## ASSIGNMENT
Copy each line of the entries that includes the word "JSON".
[DATASET EXTRACT]
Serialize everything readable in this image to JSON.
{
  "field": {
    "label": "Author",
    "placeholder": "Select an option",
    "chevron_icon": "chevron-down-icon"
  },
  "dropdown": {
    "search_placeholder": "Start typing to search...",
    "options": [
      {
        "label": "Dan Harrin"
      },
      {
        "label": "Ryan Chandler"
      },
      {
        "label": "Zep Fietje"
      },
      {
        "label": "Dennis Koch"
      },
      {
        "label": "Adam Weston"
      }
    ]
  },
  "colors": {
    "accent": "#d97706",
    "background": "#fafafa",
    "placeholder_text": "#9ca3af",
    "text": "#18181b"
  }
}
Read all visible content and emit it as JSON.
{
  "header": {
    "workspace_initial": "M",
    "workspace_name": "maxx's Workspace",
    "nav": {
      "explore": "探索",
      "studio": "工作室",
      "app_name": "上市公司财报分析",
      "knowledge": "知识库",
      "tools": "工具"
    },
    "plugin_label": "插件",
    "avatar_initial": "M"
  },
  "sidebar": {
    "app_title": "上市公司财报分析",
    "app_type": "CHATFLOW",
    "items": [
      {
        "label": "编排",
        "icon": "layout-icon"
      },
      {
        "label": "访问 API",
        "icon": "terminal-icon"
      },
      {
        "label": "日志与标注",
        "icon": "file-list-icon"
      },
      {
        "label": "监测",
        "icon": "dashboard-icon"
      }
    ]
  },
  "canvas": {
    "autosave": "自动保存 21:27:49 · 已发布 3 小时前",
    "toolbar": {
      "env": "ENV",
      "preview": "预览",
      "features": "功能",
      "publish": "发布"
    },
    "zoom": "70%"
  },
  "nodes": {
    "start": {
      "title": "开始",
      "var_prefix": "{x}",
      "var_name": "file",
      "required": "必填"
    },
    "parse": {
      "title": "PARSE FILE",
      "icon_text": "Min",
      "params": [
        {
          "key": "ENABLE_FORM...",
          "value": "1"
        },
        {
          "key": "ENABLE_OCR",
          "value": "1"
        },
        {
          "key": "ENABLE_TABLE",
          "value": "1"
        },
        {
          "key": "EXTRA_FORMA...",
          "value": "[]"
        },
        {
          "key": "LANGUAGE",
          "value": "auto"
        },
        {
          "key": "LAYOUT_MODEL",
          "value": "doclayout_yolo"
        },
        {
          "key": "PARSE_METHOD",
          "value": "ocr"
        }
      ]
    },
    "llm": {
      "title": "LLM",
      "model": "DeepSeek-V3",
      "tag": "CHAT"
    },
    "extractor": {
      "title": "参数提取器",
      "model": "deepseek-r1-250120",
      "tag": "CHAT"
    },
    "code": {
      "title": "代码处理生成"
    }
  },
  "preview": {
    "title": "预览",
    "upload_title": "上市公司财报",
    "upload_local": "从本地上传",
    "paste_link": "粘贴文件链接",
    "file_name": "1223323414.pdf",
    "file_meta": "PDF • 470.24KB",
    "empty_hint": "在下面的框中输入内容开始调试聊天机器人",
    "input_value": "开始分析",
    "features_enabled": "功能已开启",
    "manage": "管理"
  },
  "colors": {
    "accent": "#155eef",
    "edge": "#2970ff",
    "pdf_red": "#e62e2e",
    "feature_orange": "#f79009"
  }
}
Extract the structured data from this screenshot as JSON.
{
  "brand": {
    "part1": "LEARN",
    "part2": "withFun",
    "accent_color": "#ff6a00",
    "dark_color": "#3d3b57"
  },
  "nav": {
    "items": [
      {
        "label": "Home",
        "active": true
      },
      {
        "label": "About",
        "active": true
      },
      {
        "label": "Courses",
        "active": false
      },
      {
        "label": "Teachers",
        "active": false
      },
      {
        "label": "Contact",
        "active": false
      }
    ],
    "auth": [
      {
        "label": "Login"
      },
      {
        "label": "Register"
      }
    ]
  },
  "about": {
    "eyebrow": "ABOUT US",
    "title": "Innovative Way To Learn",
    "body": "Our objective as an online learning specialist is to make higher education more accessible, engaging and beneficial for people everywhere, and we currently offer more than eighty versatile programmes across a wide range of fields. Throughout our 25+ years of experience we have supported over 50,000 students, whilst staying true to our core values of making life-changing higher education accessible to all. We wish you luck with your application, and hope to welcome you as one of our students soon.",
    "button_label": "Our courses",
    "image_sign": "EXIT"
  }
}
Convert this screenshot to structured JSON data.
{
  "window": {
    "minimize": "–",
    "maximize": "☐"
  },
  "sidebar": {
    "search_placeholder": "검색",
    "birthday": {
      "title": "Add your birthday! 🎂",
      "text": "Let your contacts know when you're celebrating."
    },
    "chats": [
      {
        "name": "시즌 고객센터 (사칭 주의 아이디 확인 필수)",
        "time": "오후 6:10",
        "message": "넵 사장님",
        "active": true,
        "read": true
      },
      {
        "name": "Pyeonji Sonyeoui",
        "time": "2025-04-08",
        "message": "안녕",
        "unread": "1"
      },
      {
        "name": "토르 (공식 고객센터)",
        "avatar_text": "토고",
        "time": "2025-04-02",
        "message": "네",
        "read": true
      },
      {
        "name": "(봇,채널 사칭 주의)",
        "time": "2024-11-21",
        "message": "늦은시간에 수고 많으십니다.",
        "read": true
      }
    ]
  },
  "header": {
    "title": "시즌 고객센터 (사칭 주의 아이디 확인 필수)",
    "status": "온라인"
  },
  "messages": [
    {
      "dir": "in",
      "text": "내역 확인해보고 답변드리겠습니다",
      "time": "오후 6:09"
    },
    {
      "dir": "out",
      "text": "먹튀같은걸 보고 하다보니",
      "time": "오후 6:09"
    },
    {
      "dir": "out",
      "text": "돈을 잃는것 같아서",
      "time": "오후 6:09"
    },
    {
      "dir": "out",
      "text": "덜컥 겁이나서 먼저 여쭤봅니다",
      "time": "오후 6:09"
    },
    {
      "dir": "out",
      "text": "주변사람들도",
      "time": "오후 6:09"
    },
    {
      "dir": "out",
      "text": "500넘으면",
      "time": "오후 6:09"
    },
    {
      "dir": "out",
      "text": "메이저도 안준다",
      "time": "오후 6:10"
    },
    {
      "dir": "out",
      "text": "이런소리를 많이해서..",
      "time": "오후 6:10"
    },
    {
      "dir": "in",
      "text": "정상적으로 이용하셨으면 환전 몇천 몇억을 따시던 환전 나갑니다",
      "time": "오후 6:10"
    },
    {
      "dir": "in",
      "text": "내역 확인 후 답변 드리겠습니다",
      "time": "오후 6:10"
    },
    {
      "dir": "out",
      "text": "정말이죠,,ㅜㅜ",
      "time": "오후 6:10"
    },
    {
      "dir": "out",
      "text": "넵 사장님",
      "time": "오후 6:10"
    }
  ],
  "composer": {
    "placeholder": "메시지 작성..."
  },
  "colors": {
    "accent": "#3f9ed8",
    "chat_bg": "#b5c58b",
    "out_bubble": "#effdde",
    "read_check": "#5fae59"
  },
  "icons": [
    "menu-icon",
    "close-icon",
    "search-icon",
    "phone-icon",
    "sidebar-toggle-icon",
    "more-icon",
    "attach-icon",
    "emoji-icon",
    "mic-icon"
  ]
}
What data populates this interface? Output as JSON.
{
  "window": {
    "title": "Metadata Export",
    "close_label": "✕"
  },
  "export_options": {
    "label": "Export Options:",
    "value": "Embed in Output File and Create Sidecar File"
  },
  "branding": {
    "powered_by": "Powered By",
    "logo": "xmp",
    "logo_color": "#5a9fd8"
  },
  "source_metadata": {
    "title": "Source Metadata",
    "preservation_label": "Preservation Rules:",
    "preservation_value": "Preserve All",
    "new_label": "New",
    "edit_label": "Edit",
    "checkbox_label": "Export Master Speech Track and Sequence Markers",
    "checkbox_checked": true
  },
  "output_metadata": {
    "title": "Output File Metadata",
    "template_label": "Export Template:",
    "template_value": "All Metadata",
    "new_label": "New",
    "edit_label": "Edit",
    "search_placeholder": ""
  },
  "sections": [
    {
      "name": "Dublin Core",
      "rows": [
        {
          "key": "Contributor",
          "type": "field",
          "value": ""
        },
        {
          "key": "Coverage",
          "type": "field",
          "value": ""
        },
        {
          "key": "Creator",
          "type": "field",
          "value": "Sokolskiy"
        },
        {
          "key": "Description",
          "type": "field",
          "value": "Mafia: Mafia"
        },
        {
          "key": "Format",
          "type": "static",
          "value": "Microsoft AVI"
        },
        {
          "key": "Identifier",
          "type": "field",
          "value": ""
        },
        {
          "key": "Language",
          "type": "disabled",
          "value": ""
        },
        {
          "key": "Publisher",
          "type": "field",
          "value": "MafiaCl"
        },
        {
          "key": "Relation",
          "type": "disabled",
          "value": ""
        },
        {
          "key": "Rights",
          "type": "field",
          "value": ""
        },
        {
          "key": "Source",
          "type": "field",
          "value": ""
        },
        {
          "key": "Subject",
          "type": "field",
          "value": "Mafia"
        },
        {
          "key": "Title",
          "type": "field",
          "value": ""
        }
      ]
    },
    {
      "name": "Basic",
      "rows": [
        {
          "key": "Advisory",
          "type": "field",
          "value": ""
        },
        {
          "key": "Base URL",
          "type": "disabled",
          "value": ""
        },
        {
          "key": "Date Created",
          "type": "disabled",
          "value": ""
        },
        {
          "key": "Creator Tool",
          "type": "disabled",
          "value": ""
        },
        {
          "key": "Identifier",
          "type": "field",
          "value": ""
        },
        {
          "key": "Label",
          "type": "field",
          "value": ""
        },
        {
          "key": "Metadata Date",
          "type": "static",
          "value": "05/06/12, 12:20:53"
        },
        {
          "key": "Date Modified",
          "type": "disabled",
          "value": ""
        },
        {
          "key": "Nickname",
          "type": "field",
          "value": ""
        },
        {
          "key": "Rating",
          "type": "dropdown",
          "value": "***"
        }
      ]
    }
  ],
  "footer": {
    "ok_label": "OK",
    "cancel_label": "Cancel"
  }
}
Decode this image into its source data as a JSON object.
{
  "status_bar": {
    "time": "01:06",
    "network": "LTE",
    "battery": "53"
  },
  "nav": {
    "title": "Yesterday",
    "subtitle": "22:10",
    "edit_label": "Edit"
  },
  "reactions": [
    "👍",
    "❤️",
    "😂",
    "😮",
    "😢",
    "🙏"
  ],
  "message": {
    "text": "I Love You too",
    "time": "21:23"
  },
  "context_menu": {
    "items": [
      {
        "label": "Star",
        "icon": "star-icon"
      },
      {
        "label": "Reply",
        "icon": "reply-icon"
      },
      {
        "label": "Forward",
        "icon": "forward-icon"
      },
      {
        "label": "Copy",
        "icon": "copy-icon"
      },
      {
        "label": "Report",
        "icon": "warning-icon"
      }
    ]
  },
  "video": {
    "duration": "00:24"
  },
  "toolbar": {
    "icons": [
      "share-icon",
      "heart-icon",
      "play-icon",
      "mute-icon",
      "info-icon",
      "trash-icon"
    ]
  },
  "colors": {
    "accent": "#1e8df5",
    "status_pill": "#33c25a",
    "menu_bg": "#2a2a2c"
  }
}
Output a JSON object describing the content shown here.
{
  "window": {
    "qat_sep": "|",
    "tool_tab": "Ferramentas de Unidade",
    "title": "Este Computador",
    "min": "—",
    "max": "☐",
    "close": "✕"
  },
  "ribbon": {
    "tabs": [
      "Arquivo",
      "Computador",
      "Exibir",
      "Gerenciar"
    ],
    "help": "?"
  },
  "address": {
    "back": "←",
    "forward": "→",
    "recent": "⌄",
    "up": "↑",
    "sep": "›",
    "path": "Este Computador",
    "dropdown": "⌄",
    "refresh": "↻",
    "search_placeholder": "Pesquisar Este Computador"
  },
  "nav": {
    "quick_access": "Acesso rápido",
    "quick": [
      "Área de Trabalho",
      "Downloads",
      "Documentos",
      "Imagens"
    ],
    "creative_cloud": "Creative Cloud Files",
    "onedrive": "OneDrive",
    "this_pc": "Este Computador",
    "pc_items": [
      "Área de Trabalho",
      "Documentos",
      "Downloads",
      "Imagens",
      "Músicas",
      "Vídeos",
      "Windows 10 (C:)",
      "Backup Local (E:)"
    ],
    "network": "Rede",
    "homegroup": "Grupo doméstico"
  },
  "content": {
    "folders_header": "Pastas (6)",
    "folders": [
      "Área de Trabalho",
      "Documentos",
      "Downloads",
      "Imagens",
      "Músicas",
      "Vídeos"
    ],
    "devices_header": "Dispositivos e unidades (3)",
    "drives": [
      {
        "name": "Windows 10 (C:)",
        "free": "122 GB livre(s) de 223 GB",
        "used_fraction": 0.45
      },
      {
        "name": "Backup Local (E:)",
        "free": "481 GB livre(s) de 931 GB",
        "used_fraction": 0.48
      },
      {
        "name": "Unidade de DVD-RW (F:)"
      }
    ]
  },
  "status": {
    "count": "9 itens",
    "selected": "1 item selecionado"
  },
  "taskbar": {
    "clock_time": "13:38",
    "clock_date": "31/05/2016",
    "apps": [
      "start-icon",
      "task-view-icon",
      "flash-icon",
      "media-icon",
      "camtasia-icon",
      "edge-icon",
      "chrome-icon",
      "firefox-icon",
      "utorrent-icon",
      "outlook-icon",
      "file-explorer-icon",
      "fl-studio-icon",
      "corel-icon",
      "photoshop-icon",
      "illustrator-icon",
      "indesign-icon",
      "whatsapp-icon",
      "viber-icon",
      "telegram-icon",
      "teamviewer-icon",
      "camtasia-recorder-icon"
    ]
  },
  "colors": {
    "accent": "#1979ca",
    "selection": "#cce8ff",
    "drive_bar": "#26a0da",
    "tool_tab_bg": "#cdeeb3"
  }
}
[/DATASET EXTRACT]
## EXPECTED ANSWER
Serialize everything readable in this image to JSON.
Read all visible content and emit it as JSON.
Extract the structured data from this screenshot as JSON.
Convert this screenshot to structured JSON data.
What data populates this interface? Output as JSON.
Decode this image into its source data as a JSON object.
Output a JSON object describing the content shown here.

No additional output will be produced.